- March 15, 2023
- Posted by: ACM Investigations LLC
- Category: News
Becoming a private investigator can be a rewarding career choice for those interested in solving complex cases, helping individuals and businesses, and working in a dynamic and ever-evolving field. In this article, we’ll provide an overview of the skills, training, and licensing requirements needed to become a successful private investigator.
Skills and Traits of a Successful Private Investigator
- Strong analytical and problem-solving abilities: Private investigators must be able to analyze information, connect the dots, and think critically to solve cases.
- Effective communication: Being able to communicate clearly and concisely with clients, witnesses, and other parties involved in an investigation is essential.
- Attention to detail: A keen eye for detail is crucial when reviewing evidence, conducting surveillance, and documenting findings.
- Persistence and patience: Cases can be time-consuming and challenging, requiring investigators to be persistent and patient in their pursuit of answers.
- Adaptability and resourcefulness: The ability to adapt to changing situations and think on your feet is important in a profession that often involves unpredictability.
Education and Training
While there is no specific educational requirement for becoming a private investigator, many professionals in the field hold degrees or certifications in areas such as criminal justice, psychology, or business. Some also have backgrounds in law enforcement, military, or related fields.
Many aspiring private investigators choose to complete formal training programs or courses to gain the necessary skills and knowledge.
These programs may cover topics such as:
- Investigative techniques and procedures
- Surveillance and counter-surveillance
- Interviewing and interrogation
- Evidence collection and preservation
- Background checks and skip tracing
- Laws and regulations related to private investigations
Licensing requirements for private investigators vary by state or country.

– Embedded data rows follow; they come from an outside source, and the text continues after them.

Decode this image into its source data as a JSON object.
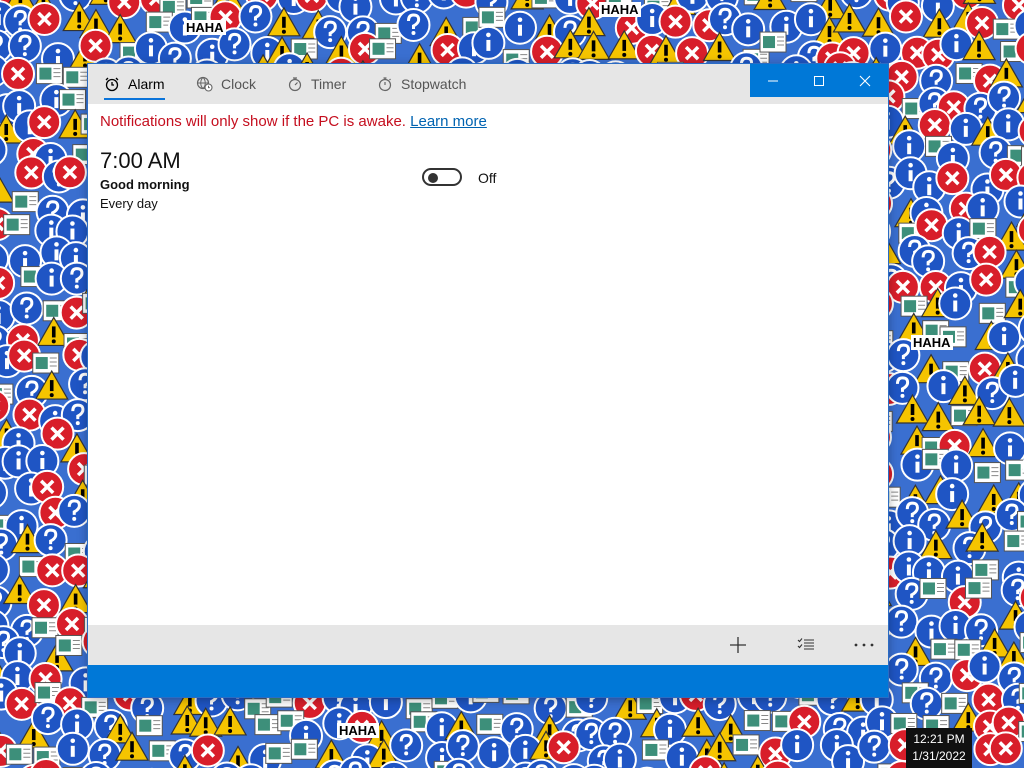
{
  "desktop": {
    "wallpaper_icons": [
      "error-icon",
      "info-icon",
      "warning-icon",
      "question-icon",
      "notepad-icon"
    ],
    "haha_labels": [
      "HAHA",
      "HAHA",
      "HAHA",
      "HAHA"
    ],
    "colors": {
      "error": "#d81e2a",
      "info": "#1f55c4",
      "warning": "#f5c400",
      "bg": "#3a6fd0"
    }
  },
  "window": {
    "tabs": [
      {
        "label": "Alarm",
        "icon": "alarm-clock-icon",
        "active": true
      },
      {
        "label": "Clock",
        "icon": "globe-clock-icon",
        "active": false
      },
      {
        "label": "Timer",
        "icon": "timer-icon",
        "active": false
      },
      {
        "label": "Stopwatch",
        "icon": "stopwatch-icon",
        "active": false
      }
    ],
    "caption": {
      "minimize": "minimize-icon",
      "maximize": "maximize-icon",
      "close": "close-icon"
    },
    "accent": "#0078d7",
    "notice": {
      "text": "Notifications will only show if the PC is awake.",
      "link": "Learn more"
    },
    "alarm": {
      "time": "7:00 AM",
      "name": "Good morning",
      "repeat": "Every day",
      "toggle_state": "Off"
    },
    "bottom_toolbar": [
      "add-icon",
      "select-alarms-icon",
      "more-icon"
    ]
  },
  "taskbar": {
    "time": "12:21 PM",
    "date": "1/31/2022"
  }
}
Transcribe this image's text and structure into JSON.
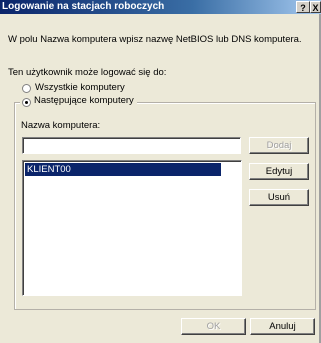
{
  "window": {
    "title": "Logowanie na stacjach roboczych",
    "help_glyph": "?",
    "close_glyph": "X"
  },
  "intro_text": "W polu Nazwa komputera wpisz nazwę NetBIOS lub DNS komputera.",
  "logon_label": "Ten użytkownik może logować się do:",
  "options": {
    "all": {
      "label": "Wszystkie komputery",
      "selected": false
    },
    "following": {
      "label": "Następujące komputery",
      "selected": true
    }
  },
  "computer_name": {
    "label": "Nazwa komputera:",
    "value": ""
  },
  "buttons": {
    "add": "Dodaj",
    "edit": "Edytuj",
    "remove": "Usuń",
    "ok": "OK",
    "cancel": "Anuluj"
  },
  "computers_list": [
    "KLIENT00"
  ]
}
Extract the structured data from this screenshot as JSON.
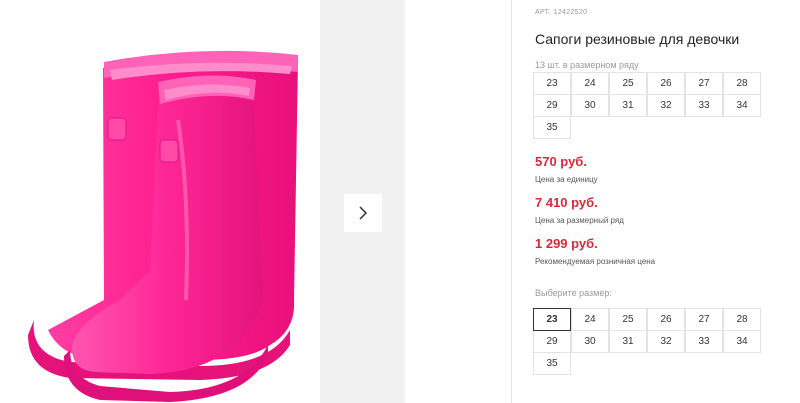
{
  "product": {
    "article_label": "АРТ.",
    "article_number": "12422520",
    "title": "Сапоги резиновые для девочки",
    "size_row_note": "13 шт. в размерном ряду",
    "sizes": [
      "23",
      "24",
      "25",
      "26",
      "27",
      "28",
      "29",
      "30",
      "31",
      "32",
      "33",
      "34",
      "35"
    ]
  },
  "prices": {
    "unit_price": "570 руб.",
    "unit_price_label": "Цена за единицу",
    "row_price": "7 410 руб.",
    "row_price_label": "Цена за размерный ряд",
    "retail_price": "1 299 руб.",
    "retail_price_label": "Рекомендуемая розничная цена"
  },
  "size_selector": {
    "label": "Выберите размер:",
    "selected": "23"
  },
  "gallery": {
    "image_icon": "pink-rubber-boots",
    "next_icon": "chevron-right-icon"
  },
  "colors": {
    "price_red": "#d42b3a",
    "boot_pink": "#ff1f8f"
  }
}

In the United States, most states require private investigators to obtain a license, while a few states have no licensing requirements.

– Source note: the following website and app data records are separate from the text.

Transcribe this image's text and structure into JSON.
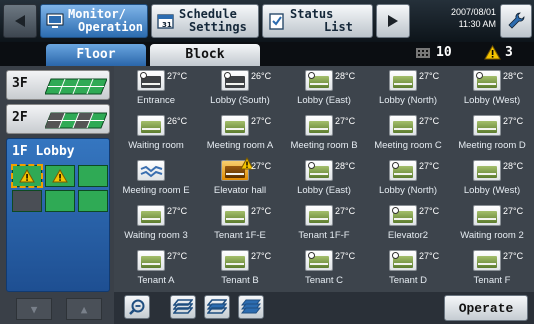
{
  "header": {
    "monitor_label": [
      "Monitor/",
      "Operation"
    ],
    "schedule_label": [
      "Schedule",
      "Settings"
    ],
    "status_label": [
      "Status",
      "List"
    ],
    "date": "2007/08/01",
    "time": "11:30 AM"
  },
  "tabs": {
    "floor": "Floor",
    "block": "Block"
  },
  "counts": {
    "buildings": "10",
    "warnings": "3"
  },
  "floors": [
    {
      "label": "3F"
    },
    {
      "label": "2F"
    },
    {
      "label": "1F Lobby"
    }
  ],
  "units": [
    {
      "name": "Entrance",
      "temp": "27°C",
      "icon": "clock-dark"
    },
    {
      "name": "Lobby (South)",
      "temp": "26°C",
      "icon": "clock-dark"
    },
    {
      "name": "Lobby (East)",
      "temp": "28°C",
      "icon": "clock"
    },
    {
      "name": "Lobby (North)",
      "temp": "27°C",
      "icon": "normal"
    },
    {
      "name": "Lobby (West)",
      "temp": "28°C",
      "icon": "clock"
    },
    {
      "name": "Waiting room",
      "temp": "26°C",
      "icon": "normal"
    },
    {
      "name": "Meeting room A",
      "temp": "27°C",
      "icon": "normal"
    },
    {
      "name": "Meeting room B",
      "temp": "27°C",
      "icon": "normal"
    },
    {
      "name": "Meeting room C",
      "temp": "27°C",
      "icon": "normal"
    },
    {
      "name": "Meeting room D",
      "temp": "27°C",
      "icon": "normal"
    },
    {
      "name": "Meeting room E",
      "temp": "",
      "icon": "fan"
    },
    {
      "name": "Elevator hall",
      "temp": "27°C",
      "icon": "warning"
    },
    {
      "name": "Lobby (East)",
      "temp": "28°C",
      "icon": "clock"
    },
    {
      "name": "Lobby (North)",
      "temp": "27°C",
      "icon": "clock"
    },
    {
      "name": "Lobby (West)",
      "temp": "28°C",
      "icon": "normal"
    },
    {
      "name": "Waiting room 3",
      "temp": "27°C",
      "icon": "normal"
    },
    {
      "name": "Tenant 1F-E",
      "temp": "27°C",
      "icon": "normal"
    },
    {
      "name": "Tenant 1F-F",
      "temp": "27°C",
      "icon": "normal"
    },
    {
      "name": "Elevator2",
      "temp": "27°C",
      "icon": "clock"
    },
    {
      "name": "Waiting room 2",
      "temp": "27°C",
      "icon": "normal"
    },
    {
      "name": "Tenant A",
      "temp": "27°C",
      "icon": "normal"
    },
    {
      "name": "Tenant B",
      "temp": "27°C",
      "icon": "normal"
    },
    {
      "name": "Tenant C",
      "temp": "27°C",
      "icon": "clock"
    },
    {
      "name": "Tenant D",
      "temp": "27°C",
      "icon": "clock"
    },
    {
      "name": "Tenant F",
      "temp": "27°C",
      "icon": "normal"
    }
  ],
  "footer": {
    "operate_label": "Operate"
  },
  "colors": {
    "accent": "#2c6cb0",
    "unit_green": "#7aa04a",
    "warning": "#f5c400"
  }
}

Licensing typically involves:
- Meeting a minimum age requirement (usually 18 or 21 years old)
- Passing a background check
- Completing a specified number of hours of training or work experience
- Passing a written examination covering laws and regulations related to private investigations
It’s essential to research the specific licensing requirements in your jurisdiction to ensure you meet all necessary qualifications.
Gaining Experience and Building Your Career
Once you have obtained the necessary skills, training, and licensing, it’s time to start building your career as a private investigator. Many professionals begin their careers by working for established private investigation firms, which can provide valuable on-the-job training and experience.
As you gain experience and build your reputation, you may choose to specialize in a specific area of private investigations, such as corporate investigations, insurance fraud, or missing persons cases. Eventually, you may decide to start your own private investigation firm, allowing you to serve clients directly and grow your business.
Becoming a private investigator requires a unique set of skills, training, and licensing. By following the steps outlined above and dedicating yourself to professional growth and development, you can build a successful career in this exciting field. As a private investigator, you’ll have the opportunity to make a difference in people’s lives by providing critical information and uncovering the truth.